Would this GPU actually even warrant the inclusion of ray tracing? That's debateable, and certainly ray tracing games have shown a tendency to require more memory capacity with RT enabled. However, Nvidia's RTX brand also includes DLSS support. For an entry-level gaming solution, that could prove more beneficial than ray tracing, and at least you still get the option to attempt RT if you want.

A couple months ago, AIDA64 added support for the GeForce RTX 3050, and now, Asus has listed the GeForce RTX 3050 Ti as a graphics card option for its upcoming gaming laptop. It wouldn't surprise us if Nvidia is on the verge of announcing either graphics card.

  • Udyr
    The GeForce GTX 1050 Ti never had a true heir. For reasons unknown, the GeForce GTX 1650 Ti was only available in the mobile form factor.

    1650 and 1650 Super want to know your location.

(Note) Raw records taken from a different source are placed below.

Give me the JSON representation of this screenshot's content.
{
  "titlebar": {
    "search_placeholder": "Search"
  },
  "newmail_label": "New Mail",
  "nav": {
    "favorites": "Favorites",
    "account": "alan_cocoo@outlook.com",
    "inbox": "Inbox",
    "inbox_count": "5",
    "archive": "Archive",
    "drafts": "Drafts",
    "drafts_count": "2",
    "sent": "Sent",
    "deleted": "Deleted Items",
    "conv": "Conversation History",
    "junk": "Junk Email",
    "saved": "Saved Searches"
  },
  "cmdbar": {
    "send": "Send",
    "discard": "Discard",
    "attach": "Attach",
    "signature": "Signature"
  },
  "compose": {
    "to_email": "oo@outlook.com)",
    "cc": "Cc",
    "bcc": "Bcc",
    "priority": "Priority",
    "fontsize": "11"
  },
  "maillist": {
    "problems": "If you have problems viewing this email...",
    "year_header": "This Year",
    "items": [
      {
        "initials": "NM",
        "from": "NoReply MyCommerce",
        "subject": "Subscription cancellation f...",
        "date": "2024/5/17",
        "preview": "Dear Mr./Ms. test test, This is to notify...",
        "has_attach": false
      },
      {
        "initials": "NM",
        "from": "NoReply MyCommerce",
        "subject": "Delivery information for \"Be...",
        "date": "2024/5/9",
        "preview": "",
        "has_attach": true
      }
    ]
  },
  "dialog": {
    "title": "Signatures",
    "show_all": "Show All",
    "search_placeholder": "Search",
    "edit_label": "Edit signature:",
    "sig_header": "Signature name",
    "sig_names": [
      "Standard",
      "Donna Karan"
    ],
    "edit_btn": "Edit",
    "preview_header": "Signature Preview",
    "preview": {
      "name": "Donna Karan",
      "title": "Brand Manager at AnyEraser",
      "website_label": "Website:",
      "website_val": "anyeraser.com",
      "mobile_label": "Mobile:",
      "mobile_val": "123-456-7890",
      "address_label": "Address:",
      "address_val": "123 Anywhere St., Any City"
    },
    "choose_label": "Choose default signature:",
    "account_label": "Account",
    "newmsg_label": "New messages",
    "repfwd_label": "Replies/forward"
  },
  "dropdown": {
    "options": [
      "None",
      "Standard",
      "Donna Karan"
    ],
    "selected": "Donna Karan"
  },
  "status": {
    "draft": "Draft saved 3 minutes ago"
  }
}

    RTX on a 3050 sounds like a waste, similar to a 2060. The only ray of light on this is that people that didn't get the 2060 could experience the technology (visually, not performance wise) on the "cheap" side.
    Reply
  • hannibal
    Well maybe people now can now get that $250 that everyone has hoped for ;)

    lets see how ”fast” this will be...
    Reply
  • spongiemaster
    Udyr said:
    1650 and 1650 Super want to know your location.

    RTX on a 3050 sounds like a waste, similar to a 2060.
    Raytracing may not be useful at this level, but DLSS absolutely is and that requires the extra rtx hardware as well.
    Reply
  • InvalidError
    The "raytracing on the cheap" title needs to be taken with a cargo ship worth of salt in the current GPU market situation.

    As for 4GB, it should be perfectly workable as long as it is backed by 4.0x16 for the fastest system RAM access possible. I doubt many people expect to play games at anywhere near Ultra on a 50-tier GPU and VRAM requirements go down drastically once you start turning down details. 4GB also makes them completely useless for ETH.
    Reply
  • Myrmidonas
    Ray tracing on the cheap? That is not on the cheap. That is.....


    Reply